An additional challenge is the opposition to accessibility that may be faced in some organisations. It may be necessary to cut red-tape as well as cutting code. The web team or manager may need to sell the idea that these steps are important and that real benefits will be achieved. If all else fails, mention the legal obligations, or the potential increase in revenue from users who formerly were unable to use the website let alone order something through it.
Accessibility is a constantly moving target
10. Don’t stop now
There’s a lot more to do, this is just the beginning! Much more can be done to further refine a website, for example handling tricky issues such as multilingual content, rich media, business application interfaces, PDF documents etc.
Additionally, accessibility is a constantly moving target. Before too long WCAG 2.0 will be released and you’ll have to catch up again. And of course best practice techniques and opinion are constantly shifting.
Fortunately, the web is the best source of information on itself, and a great deal of help is available for dealing with accessibility, including some excellent dedicated websites:
- Juicy Studio
- Simply Accessible
…in addition to those already mentioned. Most of the websites listed here are complemented by mailing lists and discussion forums, and some other good examples are:
- e-Access Bulletin (UK)
- Accessify discussion forums
- Section 508 discussion forums
It’s now fashionable amongst the web design community to champion web-standards and accessibility, and there are many talented people putting their minds to work on finding better solutions, and happily sharing their results.
This is an invaluable source of considerable knowledge, usually distributed in the form of ‘blogs’. In addition to articles on the latest techniques, there is often constructive debate over big picture issues. Some good examples are:
- Joe Clark
- Drew McLellan
- Derek Featherstone
- Jeffery Zeldman
- Eric Meyer
Lastly, take a break from online and read a real book. There is a growing list of very useful books available on accessibility and web standards.
Most books on any web technology quickly become out of date, but good ones give advice on a broad approach as well as specific techniques, so even if the example code gets old the general idea will remain valid. Some good examples are:
- Constructing Accessible Web Sites
- Building Accessible Websites
- Designing with Web Standards
- Eric Meyer on CSS

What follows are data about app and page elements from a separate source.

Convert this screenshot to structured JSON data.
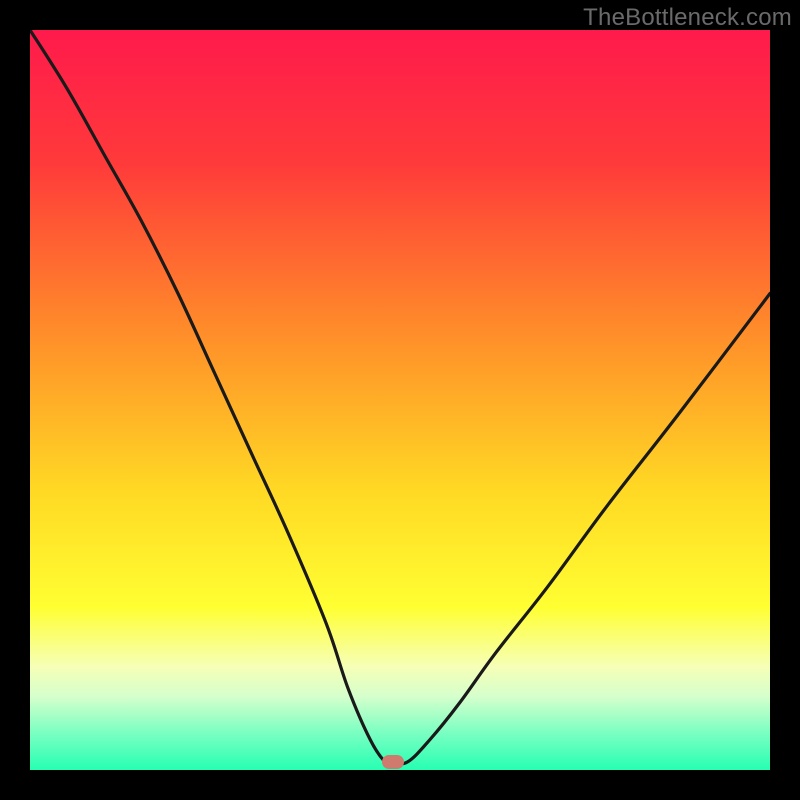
{
  "attribution": "TheBottleneck.com",
  "colors": {
    "marker": "#cf7a6f",
    "curve": "#1a1a1a",
    "gradient_stops": [
      {
        "pct": 0,
        "color": "#ff1a4c"
      },
      {
        "pct": 18,
        "color": "#ff3a3a"
      },
      {
        "pct": 40,
        "color": "#ff8a2a"
      },
      {
        "pct": 62,
        "color": "#ffd824"
      },
      {
        "pct": 78,
        "color": "#ffff32"
      },
      {
        "pct": 86,
        "color": "#f6ffb6"
      },
      {
        "pct": 90,
        "color": "#d6ffcc"
      },
      {
        "pct": 95,
        "color": "#7affc2"
      },
      {
        "pct": 100,
        "color": "#26ffb2"
      }
    ]
  },
  "chart_data": {
    "type": "line",
    "title": "",
    "xlabel": "",
    "ylabel": "",
    "x_range": [
      0,
      100
    ],
    "y_range": [
      0,
      100
    ],
    "note": "V-shaped bottleneck curve; minimum near x≈49. y is bottleneck percentage (lower is better).",
    "series": [
      {
        "name": "bottleneck-curve",
        "x": [
          0,
          5,
          10,
          15,
          20,
          25,
          30,
          35,
          40,
          43,
          46,
          48,
          49,
          51,
          54,
          58,
          63,
          70,
          78,
          88,
          100
        ],
        "y": [
          100,
          92,
          83,
          74,
          64,
          53,
          42,
          31,
          19,
          10,
          3,
          0,
          0,
          0,
          3,
          8,
          15,
          24,
          35,
          48,
          64
        ]
      }
    ],
    "marker": {
      "x": 49,
      "y": 0
    }
  }
}
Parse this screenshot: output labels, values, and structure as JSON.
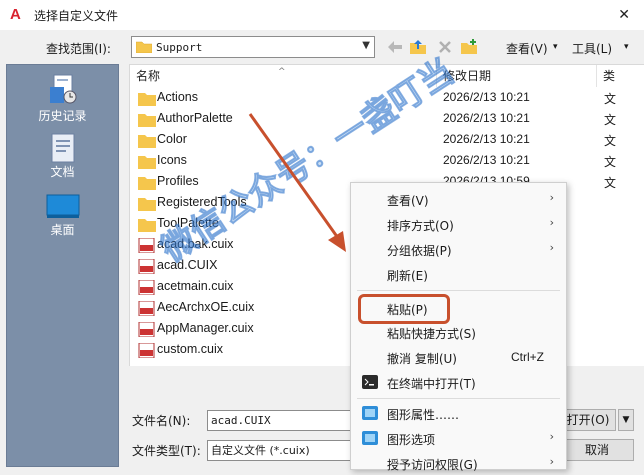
{
  "window": {
    "title": "选择自定义文件",
    "app_logo": "A"
  },
  "toolbar": {
    "lookin_label": "查找范围(I):",
    "lookin_value": "Support",
    "view_label": "查看(V)",
    "tools_label": "工具(L)",
    "icons": [
      "back-arrow-icon",
      "up-folder-icon",
      "delete-x-icon",
      "new-folder-icon"
    ]
  },
  "places": [
    {
      "label": "历史记录",
      "icon": "history-icon"
    },
    {
      "label": "文档",
      "icon": "documents-icon"
    },
    {
      "label": "桌面",
      "icon": "desktop-icon"
    }
  ],
  "columns": {
    "name": "名称",
    "date": "修改日期",
    "type": "类"
  },
  "files": [
    {
      "name": "Actions",
      "date": "2026/2/13 10:21",
      "type": "文",
      "kind": "folder"
    },
    {
      "name": "AuthorPalette",
      "date": "2026/2/13 10:21",
      "type": "文",
      "kind": "folder"
    },
    {
      "name": "Color",
      "date": "2026/2/13 10:21",
      "type": "文",
      "kind": "folder"
    },
    {
      "name": "Icons",
      "date": "2026/2/13 10:21",
      "type": "文",
      "kind": "folder"
    },
    {
      "name": "Profiles",
      "date": "2026/2/13 10:59",
      "type": "文",
      "kind": "folder"
    },
    {
      "name": "RegisteredTools",
      "date": "",
      "type": "",
      "kind": "folder"
    },
    {
      "name": "ToolPalette",
      "date": "",
      "type": "",
      "kind": "folder"
    },
    {
      "name": "acad.bak.cuix",
      "date": "",
      "type": "",
      "kind": "cuix"
    },
    {
      "name": "acad.CUIX",
      "date": "",
      "type": "",
      "kind": "cuix"
    },
    {
      "name": "acetmain.cuix",
      "date": "",
      "type": "",
      "kind": "cuix"
    },
    {
      "name": "AecArchxOE.cuix",
      "date": "",
      "type": "",
      "kind": "cuix"
    },
    {
      "name": "AppManager.cuix",
      "date": "",
      "type": "",
      "kind": "cuix"
    },
    {
      "name": "custom.cuix",
      "date": "",
      "type": "",
      "kind": "cuix"
    }
  ],
  "form": {
    "filename_label": "文件名(N):",
    "filename_value": "acad.CUIX",
    "filetype_label": "文件类型(T):",
    "filetype_value": "自定义文件 (*.cuix)",
    "open_label": "打开(O)",
    "cancel_label": "取消"
  },
  "context_menu": {
    "items": [
      {
        "label": "查看(V)",
        "submenu": true
      },
      {
        "label": "排序方式(O)",
        "submenu": true
      },
      {
        "label": "分组依据(P)",
        "submenu": true
      },
      {
        "label": "刷新(E)"
      },
      {
        "label": "粘贴(P)",
        "highlighted": true
      },
      {
        "label": "粘贴快捷方式(S)"
      },
      {
        "label": "撤消 复制(U)",
        "shortcut": "Ctrl+Z"
      },
      {
        "label": "在终端中打开(T)",
        "icon": "terminal-icon"
      },
      {
        "label": "图形属性……",
        "icon": "graphics-properties-icon"
      },
      {
        "label": "图形选项",
        "icon": "graphics-options-icon",
        "submenu": true
      },
      {
        "label": "授予访问权限(G)",
        "submenu": true
      }
    ]
  },
  "watermark": {
    "text": "微信公众号：一盏叮当"
  },
  "colors": {
    "annotation": "#c8502d",
    "places_bg": "#7c8fa8",
    "folder": "#f5c64c",
    "watermark": "#468cdc"
  }
}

There is a stigma surrounding accessibility and most people write it off as being too hard. This is easy to understand considering those responsible for maintaining websites and intranets are probably not accessibility experts, nor are any of their colleagues. Yet as this article shows, some relatively simple steps will allow them to make a start at increasing the accessibility of their site.
The most important thing to keep in mind is that accessibility needs to become part of the standard operating procedure; to be considered first rather than tacked on as an after thought.
The industry is approaching a turning point in terms of the ability to deliver truly accessible solutions, and widespread improvements are just around the corner. Aspects of user-centred design have been integrated into web design leading to real benefits, in a similar way, accessibility will soon be a seamless and a ubiquitous part of website development, informed by audience needs and verified through testing.
Yet, as with any complex and growing field of expertise, there is significant ground to be covered before stepping up to this new level. To ensure they are ready for ‘tomorrow’s accessibility’, website and intranet development teams need to be up to speed with current best practice. The above ten tips should help get them there.